Prague Symphony Orchestra
November 13 2019
Royal Concert Hall, Nottingham
Review: William Ruff
Czech musicians celebrate music from their homeland with plenty of local colour
You wait for years for a piece by Czech composer Bohuslav Martinu to be played in Nottingham and two turn up in less than a week. An opera on Saturday and on Wednesday his Cello Concerto No 1.
Martinu was hugely prolific, producing over 400 works, and his life was unsettled (he changed countries 11 times). His restlessness as well as his tendency to pick up musical styles wherever he went can be seen in this concerto.
Cellist Laura Van der Heijden (BBC Young Musician Winner 2012) and the Prague Symphony Orchestra, under their conductor Pietari Inkinen, made an eloquent case for it and managed the sometimes startling shifts of style and mood with aplomb.

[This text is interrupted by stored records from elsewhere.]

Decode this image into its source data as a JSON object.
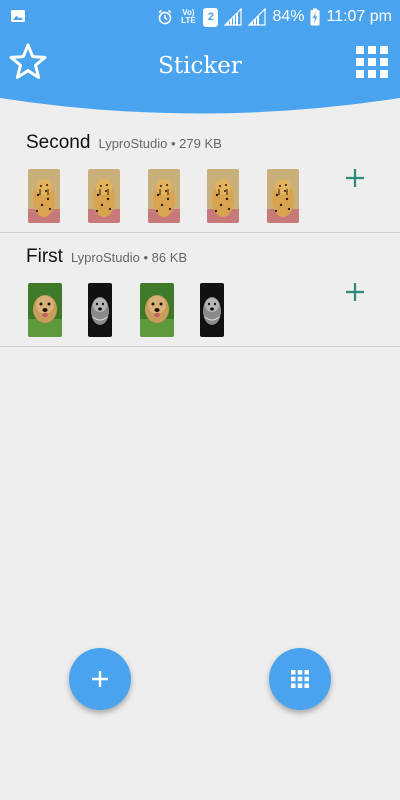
{
  "status_bar": {
    "gallery_icon": "image-icon",
    "network_label": "Vo) LTE",
    "sim_slot": "2",
    "battery": "84%",
    "time": "11:07 pm"
  },
  "app_bar": {
    "title": "Sticker",
    "left_icon": "star-outline-icon",
    "right_icon": "grid-icon",
    "color": "#4aa3ef"
  },
  "packs": [
    {
      "name": "Second",
      "publisher": "LyproStudio",
      "size": "279 KB",
      "separator": "•",
      "stickers": [
        "cheetah",
        "cheetah",
        "cheetah",
        "cheetah",
        "cheetah"
      ]
    },
    {
      "name": "First",
      "publisher": "LyproStudio",
      "size": "86 KB",
      "separator": "•",
      "stickers": [
        "dog-color",
        "dog-bw",
        "dog-color",
        "dog-bw"
      ]
    }
  ],
  "fabs": {
    "add_icon": "plus-icon",
    "grid_icon": "grid-icon"
  },
  "accent_add_color": "#2e8b7a"
}
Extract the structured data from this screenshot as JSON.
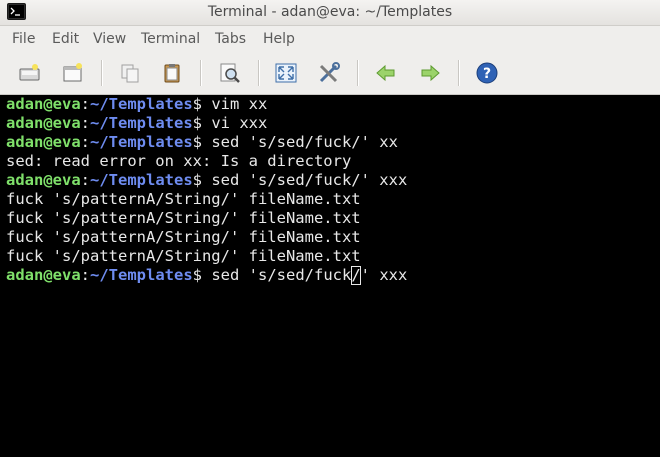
{
  "window": {
    "title": "Terminal - adan@eva: ~/Templates"
  },
  "menu": [
    "File",
    "Edit",
    "View",
    "Terminal",
    "Tabs",
    "Help"
  ],
  "toolbar": {
    "icons": [
      "new-tab-icon",
      "new-window-icon",
      "copy-icon",
      "paste-icon",
      "find-icon",
      "fullscreen-icon",
      "preferences-icon",
      "back-arrow-icon",
      "forward-arrow-icon",
      "help-icon"
    ]
  },
  "colors": {
    "user": "#7fe06a",
    "path": "#6e8cf0",
    "text": "#e8e8e8",
    "background": "#000000"
  },
  "terminal": {
    "prompt": {
      "user": "adan@eva",
      "colon": ":",
      "path": "~/Templates",
      "symbol": "$"
    },
    "lines": [
      {
        "cmd": " vim xx"
      },
      {
        "cmd": " vi xxx"
      },
      {
        "cmd": " sed 's/sed/fuck/' xx"
      },
      {
        "output": "sed: read error on xx: Is a directory"
      },
      {
        "cmd": " sed 's/sed/fuck/' xxx"
      },
      {
        "output": "fuck 's/patternA/String/' fileName.txt"
      },
      {
        "output": "fuck 's/patternA/String/' fileName.txt"
      },
      {
        "output": "fuck 's/patternA/String/' fileName.txt"
      },
      {
        "output": "fuck 's/patternA/String/' fileName.txt"
      },
      {
        "cmd_before_cursor": " sed 's/sed/fuck",
        "cursor_char": "/",
        "cmd_after_cursor": "' xxx"
      }
    ]
  }
}
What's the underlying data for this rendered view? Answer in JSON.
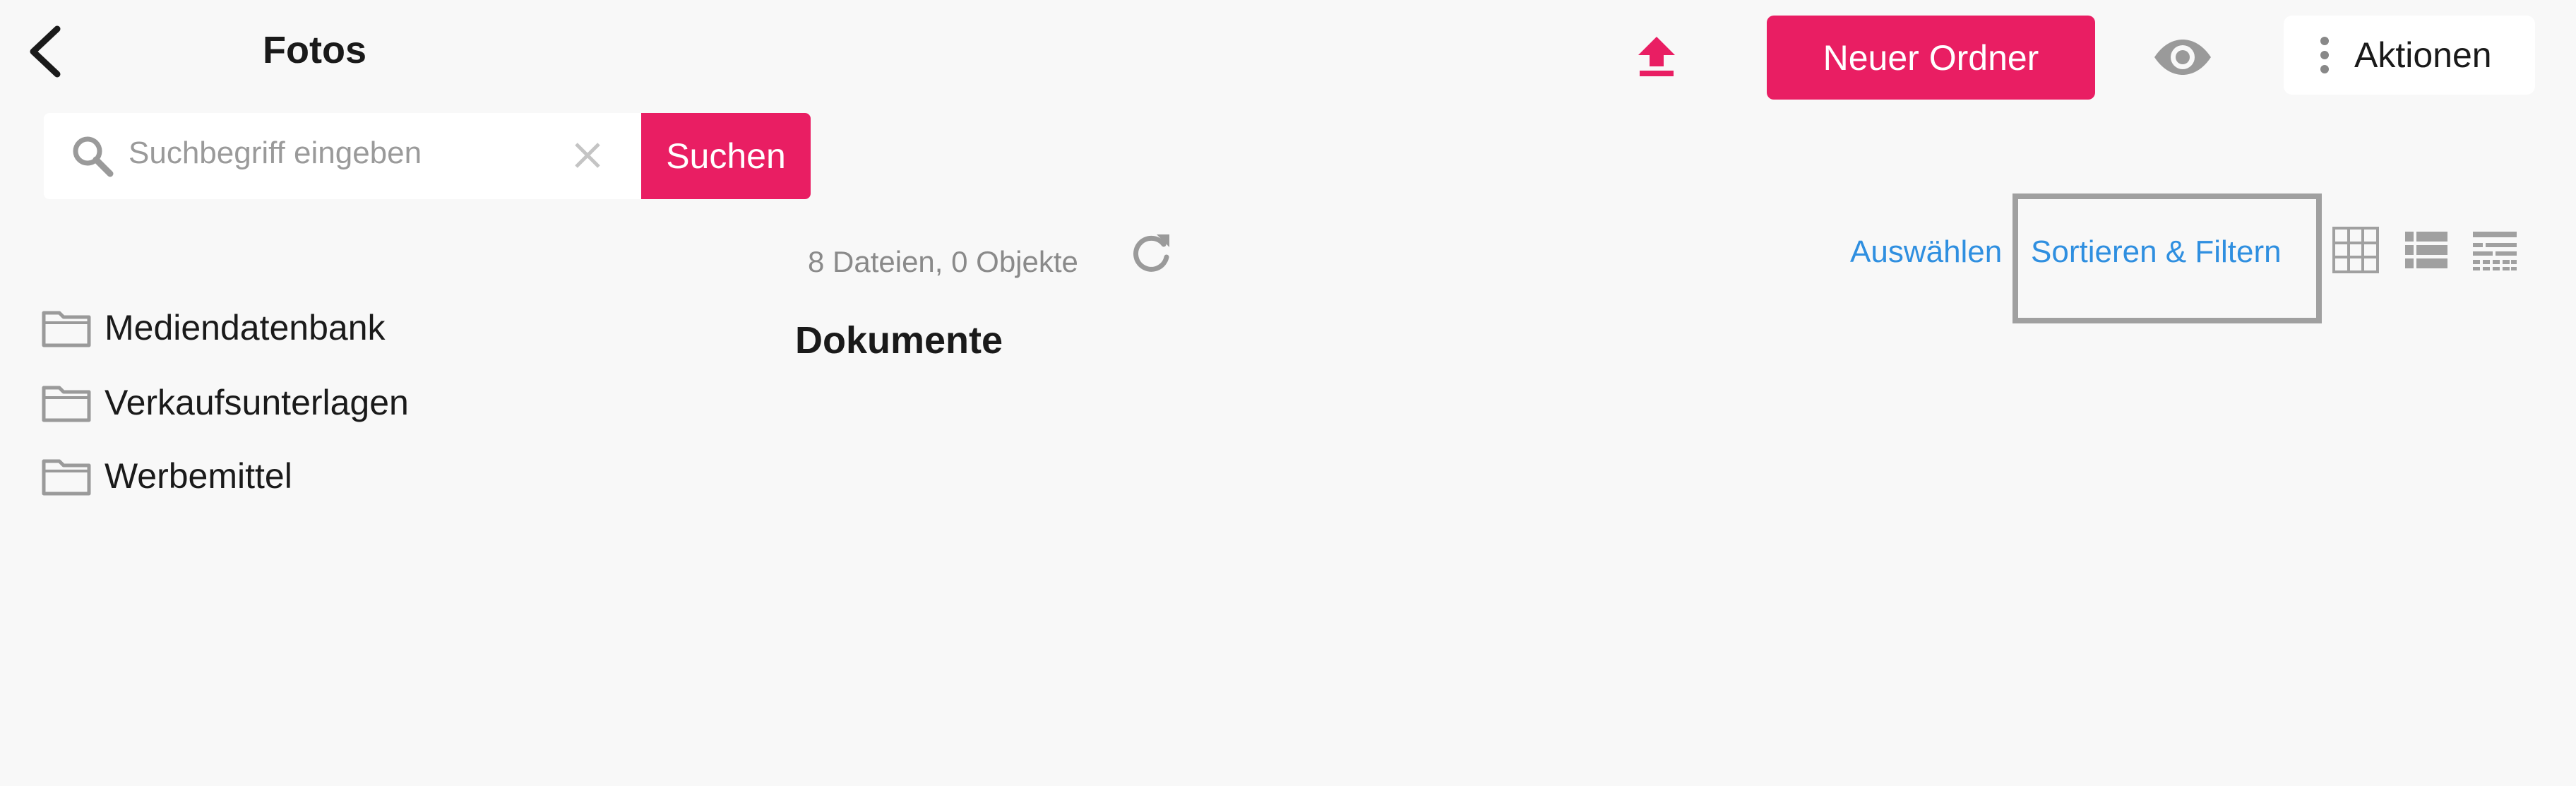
{
  "header": {
    "back_icon": "chevron-left-icon",
    "title": "Fotos",
    "upload_icon": "upload-icon",
    "new_folder_label": "Neuer Ordner",
    "preview_icon": "eye-icon",
    "actions_label": "Aktionen",
    "actions_icon": "more-vertical-icon"
  },
  "search": {
    "placeholder": "Suchbegriff eingeben",
    "value": "",
    "button_label": "Suchen",
    "search_icon": "search-icon",
    "clear_icon": "close-icon"
  },
  "sidebar": {
    "folders": [
      {
        "label": "Mediendatenbank",
        "icon": "folder-icon"
      },
      {
        "label": "Verkaufsunterlagen",
        "icon": "folder-icon"
      },
      {
        "label": "Werbemittel",
        "icon": "folder-icon"
      }
    ]
  },
  "content": {
    "file_count": "8 Dateien, 0 Objekte",
    "refresh_icon": "refresh-icon",
    "section_heading": "Dokumente",
    "select_label": "Auswählen",
    "sort_filter_label": "Sortieren & Filtern",
    "view_modes": [
      "grid-view-icon",
      "list-view-icon",
      "table-view-icon"
    ]
  },
  "colors": {
    "accent": "#e91e63",
    "link": "#2f8fe0",
    "background": "#f8f8f8",
    "icon_gray": "#9a9a9a"
  }
}
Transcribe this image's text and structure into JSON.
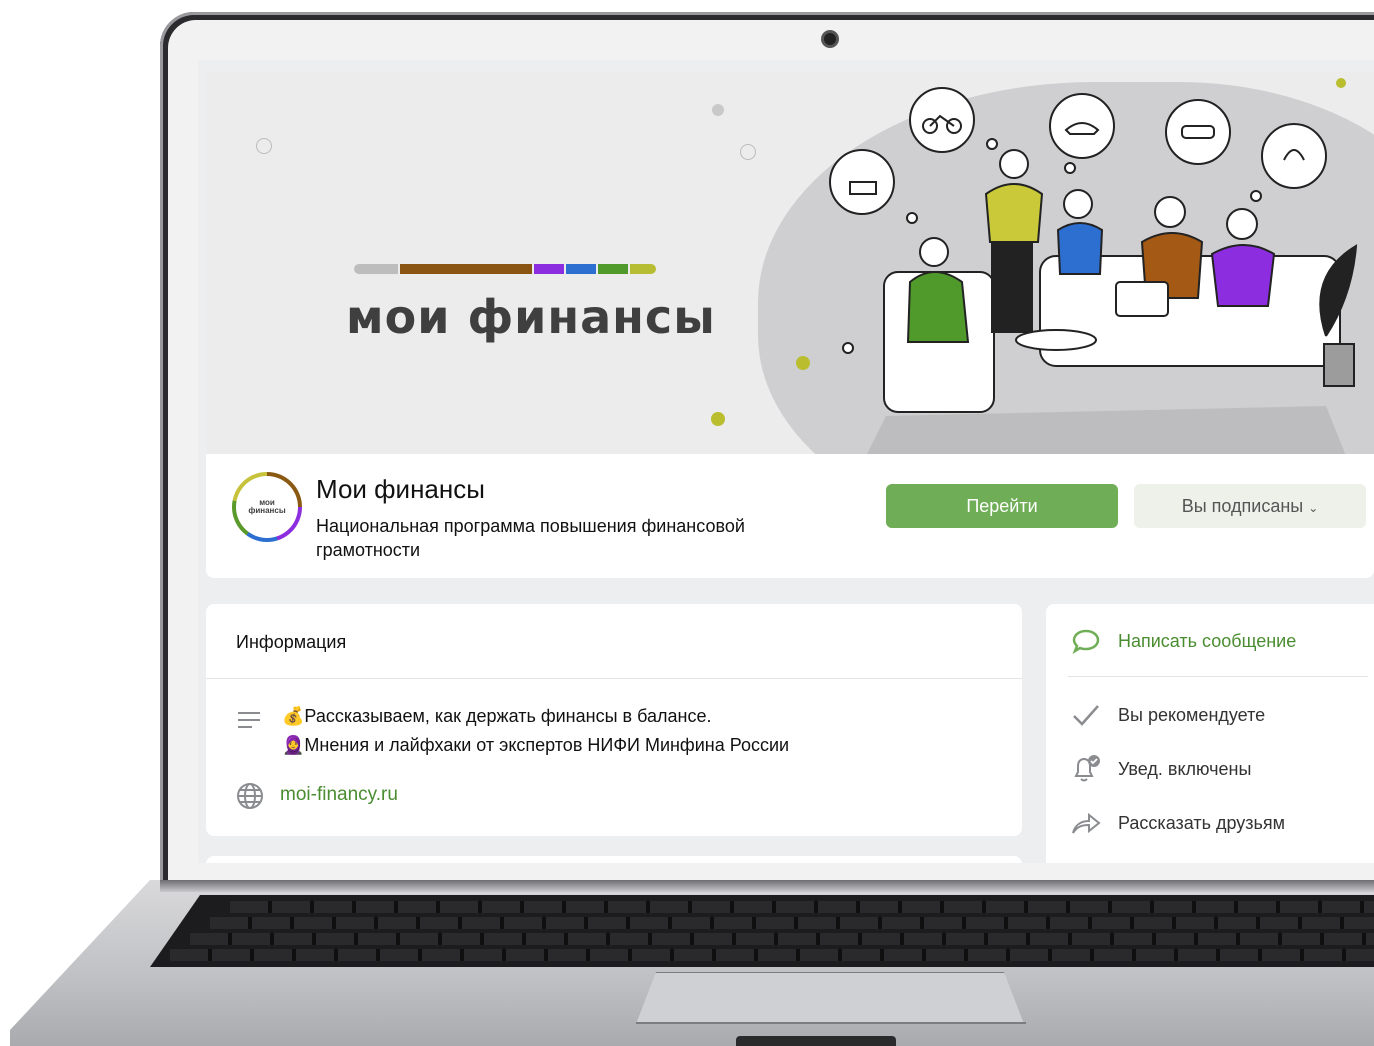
{
  "cover": {
    "logo_text": "мои финансы",
    "logo_bar_colors": [
      "#bdbdbd",
      "#8a5412",
      "#8c2de0",
      "#2c6fd0",
      "#4f9a2a",
      "#b7bd33"
    ]
  },
  "group": {
    "avatar_text": "мои финансы",
    "name": "Мои финансы",
    "description": "Национальная программа повышения финансовой грамотности",
    "go_button": "Перейти",
    "subscribed_button": "Вы подписаны",
    "subscribed_icon": "chevron-down-icon"
  },
  "info": {
    "title": "Информация",
    "line1": "💰Рассказываем, как держать финансы в балансе.",
    "line2": "🧕Мнения и лайфхаки от экспертов НИФИ Минфина России",
    "website": "moi-financy.ru"
  },
  "actions": {
    "write_message": "Написать сообщение",
    "recommend": "Вы рекомендуете",
    "notifications": "Увед. включены",
    "share": "Рассказать друзьям"
  },
  "colors": {
    "accent_green": "#6fae57",
    "link_green": "#4a8c30"
  }
}
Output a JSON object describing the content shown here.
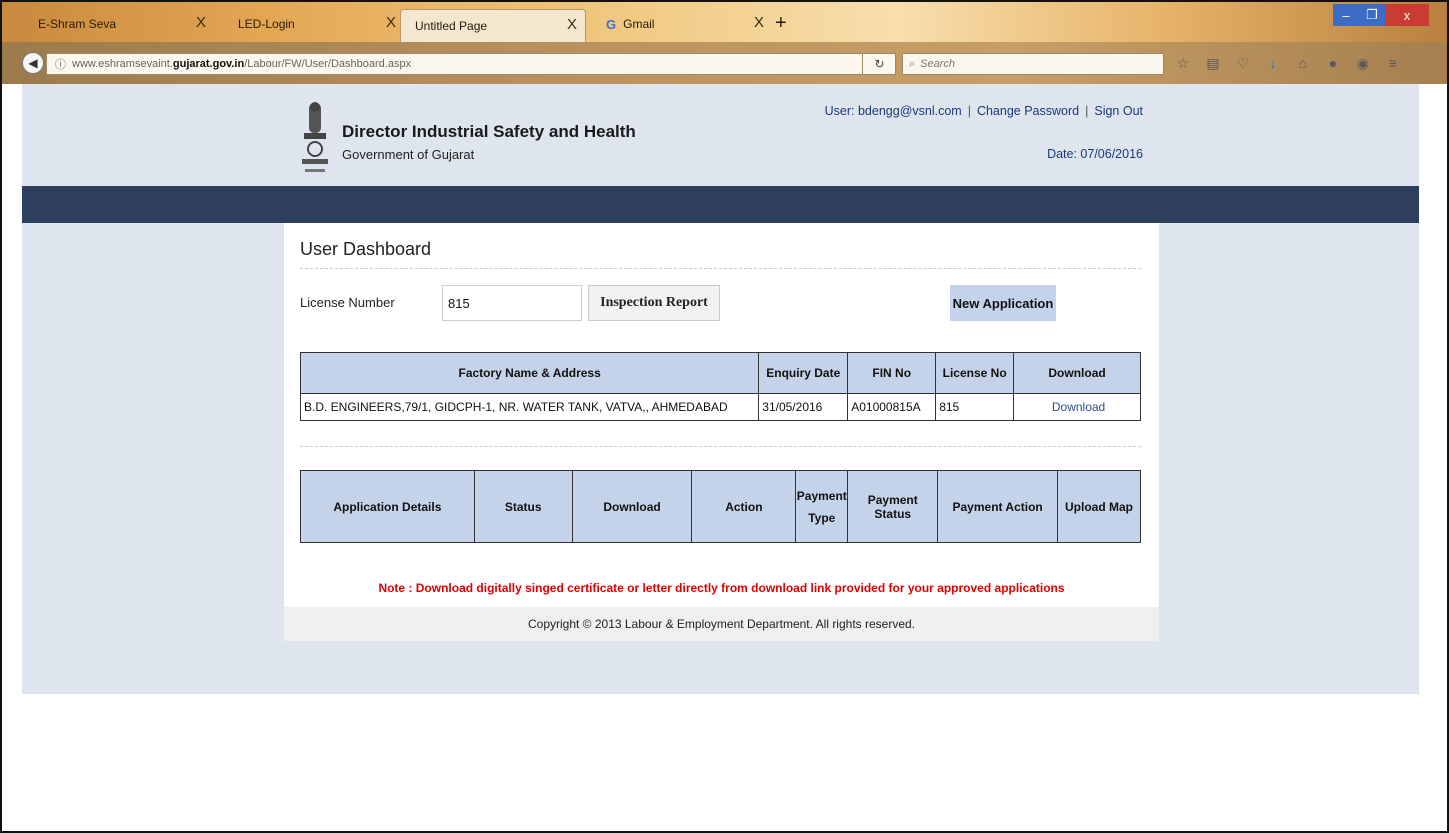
{
  "browser": {
    "tabs": [
      {
        "label": "E-Shram Seva",
        "active": false
      },
      {
        "label": "LED-Login",
        "active": false
      },
      {
        "label": "Untitled Page",
        "active": true
      },
      {
        "label": "Gmail",
        "active": false
      }
    ],
    "tab_close": "X",
    "new_tab": "+",
    "url_prefix": "www.eshramsevaint.",
    "url_host": "gujarat.gov.in",
    "url_path": "/Labour/FW/User/Dashboard.aspx",
    "search_placeholder": "Search",
    "window_controls": {
      "minimize": "–",
      "maximize": "❐",
      "close": "x"
    }
  },
  "header": {
    "org_title": "Director Industrial Safety and Health",
    "org_subtitle": "Government of Gujarat",
    "user_label": "User: bdengg@vsnl.com",
    "change_password": "Change Password",
    "sign_out": "Sign Out",
    "separator": "|",
    "date": "Date: 07/06/2016"
  },
  "dashboard": {
    "title": "User Dashboard",
    "license_label": "License Number",
    "license_value": "815",
    "inspection_button": "Inspection Report",
    "new_application_button": "New Application"
  },
  "license_table": {
    "columns": [
      "Factory Name & Address",
      "Enquiry Date",
      "FIN No",
      "License No",
      "Download"
    ],
    "rows": [
      [
        "B.D. ENGINEERS,79/1, GIDCPH-1, NR. WATER TANK, VATVA,, AHMEDABAD",
        "31/05/2016",
        "A01000815A",
        "815",
        "Download"
      ]
    ]
  },
  "application_table": {
    "columns": [
      "Application Details",
      "Status",
      "Download",
      "Action",
      "Payment Type",
      "Payment Status",
      "Payment Action",
      "Upload Map"
    ]
  },
  "note": "Note : Download digitally singed certificate or letter directly from download link provided for your approved applications",
  "footer": "Copyright © 2013 Labour & Employment Department. All rights reserved.",
  "colors": {
    "page_bg": "#dfe5ef",
    "nav_bar": "#2e3f5e",
    "table_header": "#c5d3ea",
    "note_text": "#e00000"
  }
}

It starts cheerfully in a big-open-spaces epic style, flirts with jazz and Czech folk-dance before settling down in the slow movement, its emotional core. Here Laura made the cello sing of beauty and a sense of peace – before she and the orchestra plunged into the finale’s frenetic energy.
The rest of the programme was Czech too. Smetana’s Overture and three Dances from his opera The Bartered Bride opened the concert with lots of fizzing energy and rhythmic sparkle. And it ended with Dvorak’s evergreen Symphony No 9 ‘From the New World’ which the Prague musicians must have had in their veins since birth.
The symphony is full of American colour: Indian dances, scenes from Hiawatha, spirituals and much more. But there is also a lot of nostalgia for the Bohemia which Dvorak had left behind him when he sailed across the Atlantic. Pietari Inkinen let the great tunes breathe, kept textures transparent and, whilst losing none of the music’s ability to stir the blood, revealed plenty of unexpected details and orchestral colours. And a Dvorak Slavonic Dance did very nicely as encore.
Prague Symphony Orchestra conducted by Pietari Inkinen with Laura Van der Heijden (cello)